Individuals diagnosed with Level 3 autism need a great deal of support in their everyday activities. Communication of any type may be a challenge and changes in routine or activities may cause extreme distress.
Social communication and Interaction
- Significant delays in verbal and non-verbal communication.
- Preference to be alone, does not often seek out social interactions.
- Significant difficulty or disinterest in conversational skills.
Restricted and Repetitive Behaviors
- Extreme preference for routine, difficulty changing activities or behaviors.
- Repetitive behaviors and special interest are highly preferred.
How to Support Someone With ASD
All people diagnosed with autism have value and a right to be accepted into society. Most people benefit from support and accommodations, and these can be supported in many ways. Doing so may help them access their community as equals, feel more comfortable at home, support their emotional health, and set them up for success.
- Early diagnosis:An early diagnosis can lead to early intervention which may help an individual access support to increase communication, cope with sensory differences and emotional regulation, develop self-advocacy skills, and more. Knowing a child’s diagnosis can help caregivers, teachers, and the individual themself better understand their individual needs.
- Provide accommodations: Individuals with an autism diagnosis can benefit from accommodations to support their needs. These can range from providing visual support, noise canceling headphones, sensory and movement breaks, fidgets, alternative means of communication, advanced notice of changes in routine, and more.
- Incontinence products: Many children and adults with ASD experience some form of incontinence during their lives.
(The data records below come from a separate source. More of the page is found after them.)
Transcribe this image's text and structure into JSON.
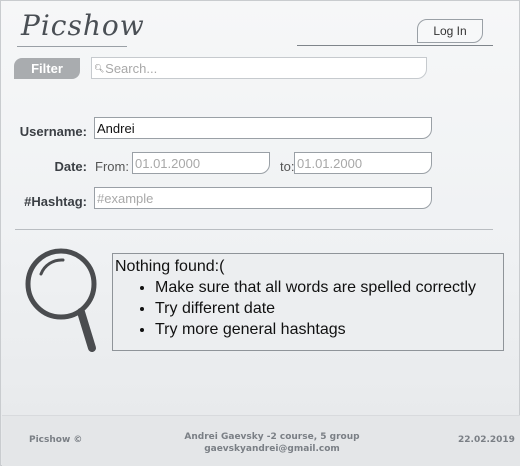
{
  "header": {
    "logo": "Picshow",
    "login_label": "Log In"
  },
  "search": {
    "filter_label": "Filter",
    "placeholder": "Search...",
    "icon": "magnifier-icon"
  },
  "form": {
    "username_label": "Username:",
    "username_value": "Andrei",
    "date_label": "Date:",
    "from_label": "From:",
    "from_placeholder": "01.01.2000",
    "to_label": "to:",
    "to_placeholder": "01.01.2000",
    "hashtag_label": "#Hashtag:",
    "hashtag_placeholder": "#example"
  },
  "results": {
    "icon": "magnifying-glass-icon",
    "title": "Nothing found:(",
    "tips": [
      "Make sure that all words are spelled correctly",
      "Try different date",
      "Try more general hashtags"
    ]
  },
  "footer": {
    "brand": "Picshow ©",
    "author_line1": "Andrei Gaevsky -2 course, 5 group",
    "author_line2": "gaevskyandrei@gmail.com",
    "date": "22.02.2019"
  }
}
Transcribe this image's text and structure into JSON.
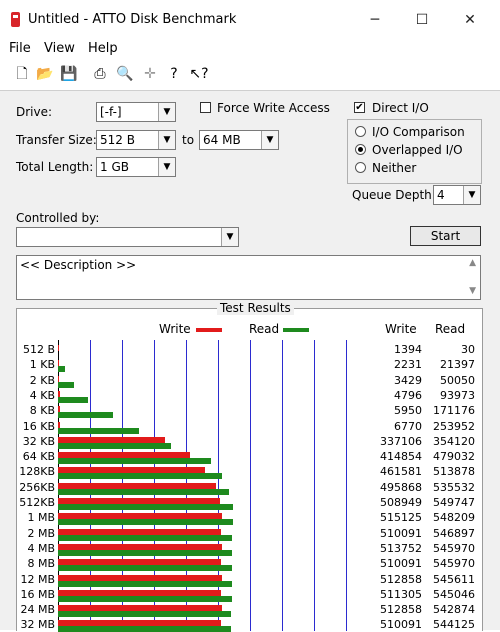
{
  "window": {
    "title": "Untitled - ATTO Disk Benchmark"
  },
  "menu": [
    "File",
    "View",
    "Help"
  ],
  "toolbar_icons": [
    "new-file-icon",
    "open-folder-icon",
    "save-icon",
    "print-icon",
    "print-preview-icon",
    "move-icon",
    "help-icon",
    "context-help-icon"
  ],
  "form": {
    "drive_label": "Drive:",
    "drive_value": "[-f-]",
    "transfer_size_label": "Transfer Size:",
    "transfer_from": "512 B",
    "to_label": "to",
    "transfer_to": "64 MB",
    "total_length_label": "Total Length:",
    "total_length_value": "1 GB",
    "force_write_label": "Force Write Access",
    "force_write_checked": false,
    "direct_io_label": "Direct I/O",
    "direct_io_checked": true,
    "io_comparison_label": "I/O Comparison",
    "overlapped_io_label": "Overlapped I/O",
    "neither_label": "Neither",
    "selected_mode": "Overlapped I/O",
    "queue_depth_label": "Queue Depth:",
    "queue_depth_value": "4",
    "controlled_by_label": "Controlled by:",
    "controlled_by_value": "",
    "start_label": "Start",
    "description_text": "<< Description >>"
  },
  "results": {
    "title": "Test Results",
    "legend_write": "Write",
    "legend_read": "Read",
    "col_write": "Write",
    "col_read": "Read",
    "write_color": "#e21b1b",
    "read_color": "#1e8a1e"
  },
  "chart_data": {
    "type": "bar",
    "x_max": 560000,
    "categories": [
      "512 B",
      "1 KB",
      "2 KB",
      "4 KB",
      "8 KB",
      "16 KB",
      "32 KB",
      "64 KB",
      "128KB",
      "256KB",
      "512KB",
      "1 MB",
      "2 MB",
      "4 MB",
      "8 MB",
      "12 MB",
      "16 MB",
      "24 MB",
      "32 MB"
    ],
    "series": [
      {
        "name": "Write",
        "values": [
          1394,
          2231,
          3429,
          4796,
          5950,
          6770,
          337106,
          414854,
          461581,
          495868,
          508949,
          515125,
          510091,
          513752,
          510091,
          512858,
          511305,
          512858,
          510091
        ]
      },
      {
        "name": "Read",
        "values": [
          30,
          21397,
          50050,
          93973,
          171176,
          253952,
          354120,
          479032,
          513878,
          535532,
          549747,
          548209,
          546897,
          545970,
          545970,
          545611,
          545046,
          542874,
          544125
        ]
      }
    ]
  }
}
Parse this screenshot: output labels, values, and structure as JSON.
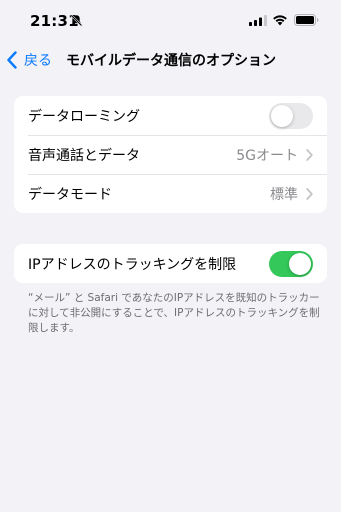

Some children may have potty training delays, and some adults may manage bladder and bowel leaks throughout their life depending on their unique condition. If you have a loved one with incontinence and autism, they may be eligible to receive bladder and bowel control products for free through Medicaid.
Center, L. R. M. (2021, May 7). The 3 Levels of Autism Explained. Www.lanermc.org. https://www.lanermc.org/community/lane-health-blog/the-3-levels-of-autism-explained
Centers for Disease Control and Prevention. (2016, April 18). Diagnostic Criteria. Centers for Disease Control and Prevention. https://www.cdc.gov/ncbddd/autism/hcp-dsm.html
Autism Speaks. (2013). Autism Diagnosis Criteria: DSM-5 | Autism Speaks. Autism Speaks. https://www.autismspeaks.org/autism-diagnosis-criteria-dsm-5
Autism Fact Sheet | National Autism Association. (n.d.). Nationalautismassociation.org. https://nationalautismassociation.org/resources/autism-fact-sheet/?gclid=CjwKCAjwlcaRBhBYEiwAK341jR9iBJjnuR-X5thDQzHzA-Sm4X0TkCnPyLyu5E37rw9Ln7u-SZsWmRoCDdgQAvD_BwE
Information provided on the Aeroflow Urology blog is not intended as a substitute for medical advice or care from a healthcare professional. Aeroflow recommends consulting your healthcare provider if you are experiencing medical issues relating to incontinence.